The Australian Institute of Architects’ (AIA) 2018 Gold Medal winner, Alec Tzannes has commenced his national speaking tour with a conversation around the nature of architecture and its often-underestimated benefits for Australian cities and towns.
Tzannes, who will explore themes that influence contemporary design thinking and language, the way we work, and the role of architecture in community, will also invite discussion about how, as architects, we can be at the forefront of shaping a new aesthetic – one that takes on the challenge of being better recognised by the broader community as ethical and trusted stewards of the design of the built environment.
“Architecture is an expressive medium. It also is central to delivering a more sustainable, liveable urban environment to secure Australia’s future from social and economic perspectives. Good design is far more valuable than is commonly understood as the value proposition is inter-generational and hard to imagine with certainty in the creation process,” says Tzannes.
As an architect, academic and founder of Tzannes architecture, he is acknowledged for designing some of Australia’s most iconic contemporary buildings.
Some of Tzannes’ most recognisable Sydney projects include the Federation Pavilion at Centennial Park, Cathy Freeman Park at Homebush, the Brewery Yard at Central Park and urban furniture for the City of Sydney.
Earlier this year, in recognition of his outstanding contribution to architecture and education, Tzannes was awarded the Australian Institute of Architects’ highest honour, the 2018 Gold Medal.
The 2018 Gold Medal Tour is supported by BlueScope, and as an overview, Tzannes’ talks reflect on his firm’s body of work exploring themes that emerge and their relevance to the future of architecture.
The final tour date is at the AS Hook Address in Sydney on 24 October, in which he will consolidate his views on architecture adding to the archive of ideas recorded from previous recipients of this honour.
“I’m keen to use the Gold Medal Tour as an opportunity to seek a wide range of views on this theme to explore the role and contribution of the profession in the broader community,” says Tzannes.

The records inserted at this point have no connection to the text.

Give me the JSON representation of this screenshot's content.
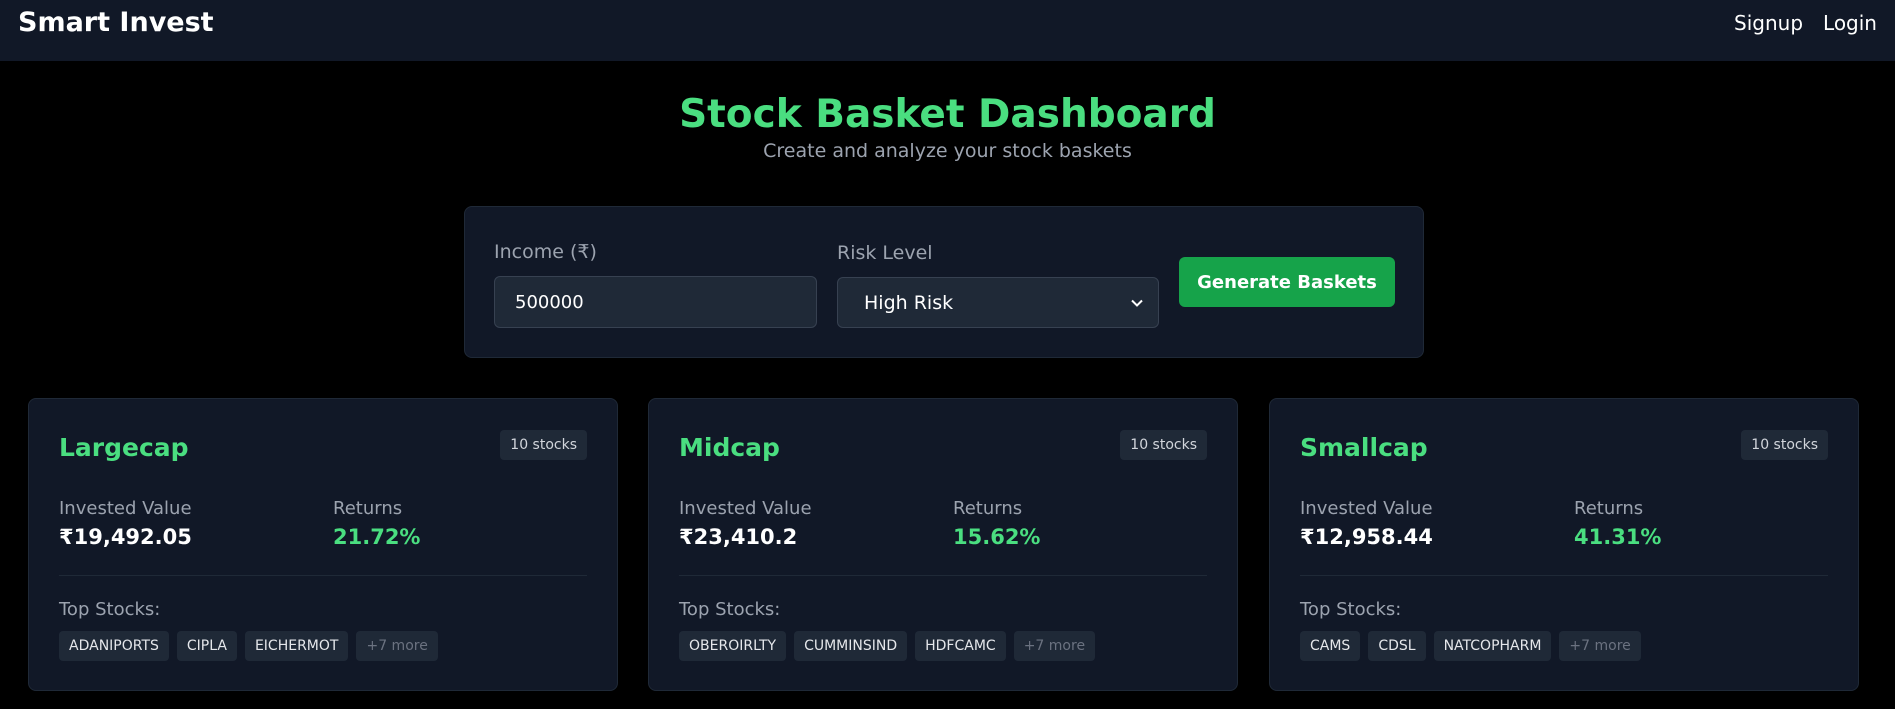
{
  "navbar": {
    "brand": "Smart Invest",
    "links": [
      "Signup",
      "Login"
    ]
  },
  "header": {
    "title": "Stock Basket Dashboard",
    "subtitle": "Create and analyze your stock baskets"
  },
  "form": {
    "income_label": "Income (₹)",
    "income_value": "500000",
    "risk_label": "Risk Level",
    "risk_selected": "High Risk",
    "submit_label": "Generate Baskets"
  },
  "baskets": [
    {
      "name": "Largecap",
      "stock_count": "10 stocks",
      "invested_label": "Invested Value",
      "invested_value": "₹19,492.05",
      "returns_label": "Returns",
      "returns_value": "21.72%",
      "top_label": "Top Stocks:",
      "top_stocks": [
        "ADANIPORTS",
        "CIPLA",
        "EICHERMOT"
      ],
      "more": "+7 more"
    },
    {
      "name": "Midcap",
      "stock_count": "10 stocks",
      "invested_label": "Invested Value",
      "invested_value": "₹23,410.2",
      "returns_label": "Returns",
      "returns_value": "15.62%",
      "top_label": "Top Stocks:",
      "top_stocks": [
        "OBEROIRLTY",
        "CUMMINSIND",
        "HDFCAMC"
      ],
      "more": "+7 more"
    },
    {
      "name": "Smallcap",
      "stock_count": "10 stocks",
      "invested_label": "Invested Value",
      "invested_value": "₹12,958.44",
      "returns_label": "Returns",
      "returns_value": "41.31%",
      "top_label": "Top Stocks:",
      "top_stocks": [
        "CAMS",
        "CDSL",
        "NATCOPHARM"
      ],
      "more": "+7 more"
    }
  ],
  "colors": {
    "accent": "#4ade80",
    "button": "#16a34a",
    "panel": "#111827",
    "background": "#000000"
  }
}
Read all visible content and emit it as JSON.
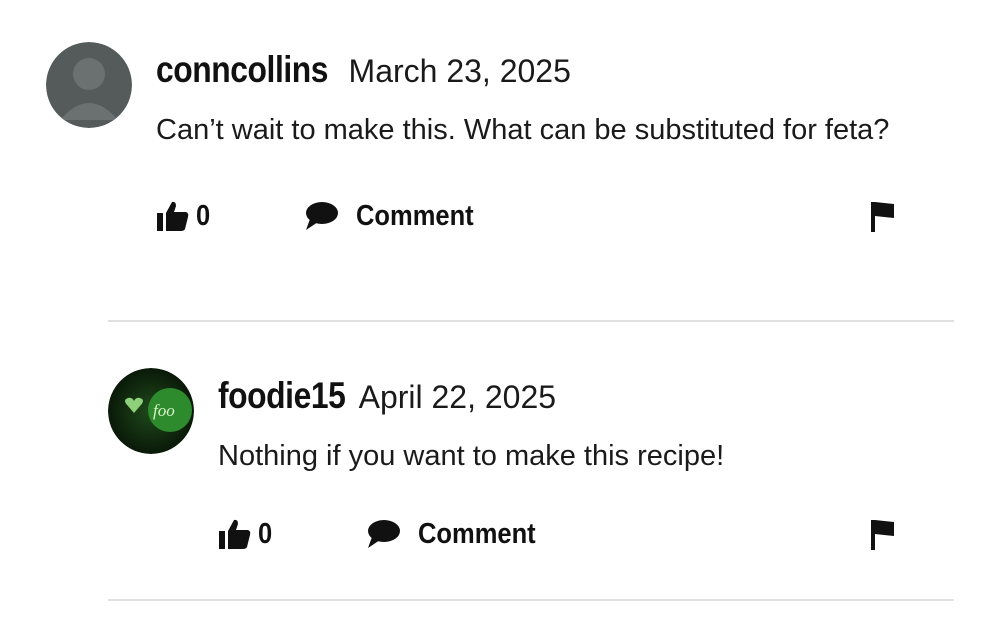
{
  "comments": [
    {
      "username": "conncollins",
      "date": "March 23, 2025",
      "text": "Can’t wait to make this. What can be substituted for feta?",
      "likes": "0",
      "comment_label": "Comment",
      "avatar_icon": "default-user-avatar"
    },
    {
      "username": "foodie15",
      "date": "April 22, 2025",
      "text": "Nothing if you want to make this recipe!",
      "likes": "0",
      "comment_label": "Comment",
      "avatar_icon": "food-network-avatar",
      "avatar_text": "foo"
    }
  ],
  "colors": {
    "text": "#111111",
    "divider": "#e0e0e0",
    "avatar_grey": "#5a5a5a",
    "avatar_green": "#0e2a0e",
    "heart_green": "#8fd07a"
  }
}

Awarded since 1960, the AIA Gold Medal recognises distinguished service by architects who have designed or executed buildings of high merit, produced work of great distinction resulting in the advancement of architecture or endowed the profession of architecture in a distinguished manner.